Dunder Mifflin Blamed For Ballot Problems In Pennsylvania

Dunder Mifflin was hilariously blamed for the paper shortage during voting in Pennsylvania.

By Ross Tyson | Published

Is Michael Scott an enemy of democracy? New tweets believe so, as voting machines in Luverne County, Pennsylvania ran out of paper on the most important day of 2022, per sources at The Hill. With a shortage of paper and the still-in-use hybrid digital model most modern voting machines use, many took to Twitter to voice their displeasure at the wait times and point fingers at who they thought was to blame, notably the fictional paper company Dunder Mifflin from the NBC classic The Office.

While a lot of strange coincidences have happened in the past year that often makes us the question “Does earth just have bad writers this season?”, this one might take the cake as Luverne County is the home of our favorite Dunder Mifflin employees, Scranton, PA, being the home base of The Office’s colorful characters.

The Office

While not much was provided for why the shortage happened, Judge Lesa S. Geib, herself a local, issued an emergency order to rectify the situation and extend the voting deadline by two hours. Though it was too late to curb the flow of The Office jokes coming from Twitter and other sources. 

Many users have noted that it is suspicious that a polling station, located centrally to both the Dunder Mifflin and the former Michael Scott Paper Company, would run out of paper on such a monumental day. Tensions have been rising in the United States as politics take the forefront, with everyone championing their own horse. This begs the question, was this an intentional bid by either Michael Scott or Dunder Mifflin as an entity to subvert American democracy?

While none of the characters ever specifically mention their political standings, it’s not hard to believe that some of the bigger players behind Dunder Mifflin may have used the Scranton office’s frequent shenanigans as their opportunity to move things their way. Another theory is that one of the workers, Creed Bratton, may have unintentionally sourced the paper for his own religious pamphlets to hand out. 

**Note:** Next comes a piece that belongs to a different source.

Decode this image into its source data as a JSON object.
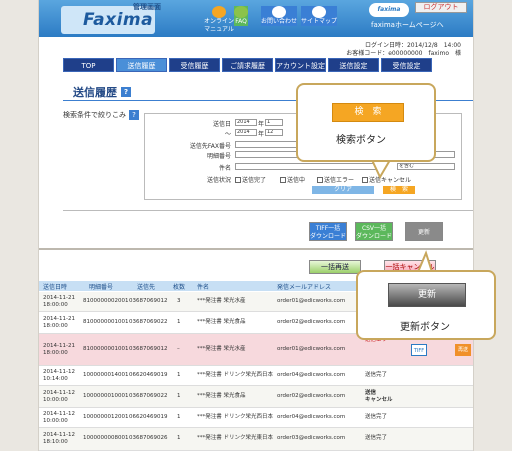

While the office located in Scranton was a hotbed of local and regional drama in the show, it usually didn’t stem beyond their corporate scope. There was one incident of a watermark due to failed quality control, but even then, those could be used for ballot purposes if necessary.

While most are gravitating toward the Dunder Mifflin theory, others are attributing it to one individual- Michael Gary Scott, a lifelong resident of Scranton and manager of the office located there. Whether it be due to malice or sheer childlike stupidity, nobody can really agree. Scott does have a history of royally screwing up, but usually, only for those, he’s in direct contact with.

The last suspect on most minds is longtime employee Creed Bratton, a former hippie, cult leader, cult member, and possibly Scranton Strangler. Usually quiet around the office building, Creed has been known to have many shady side gigs, selling fake IDs, illegal substances, and more. 

As far as the real culprit? We may never know. Dwight Schrute is surprisingly not under suspicion by most, despite his lobbying for lowered taxes on farm equipment and opposition to zoning laws for multiple rental properties that exist in his own home. One thing is for sure no matter who did it- somehow Dunder Mifflin, specifically the office in Scranton, PA, was responsible.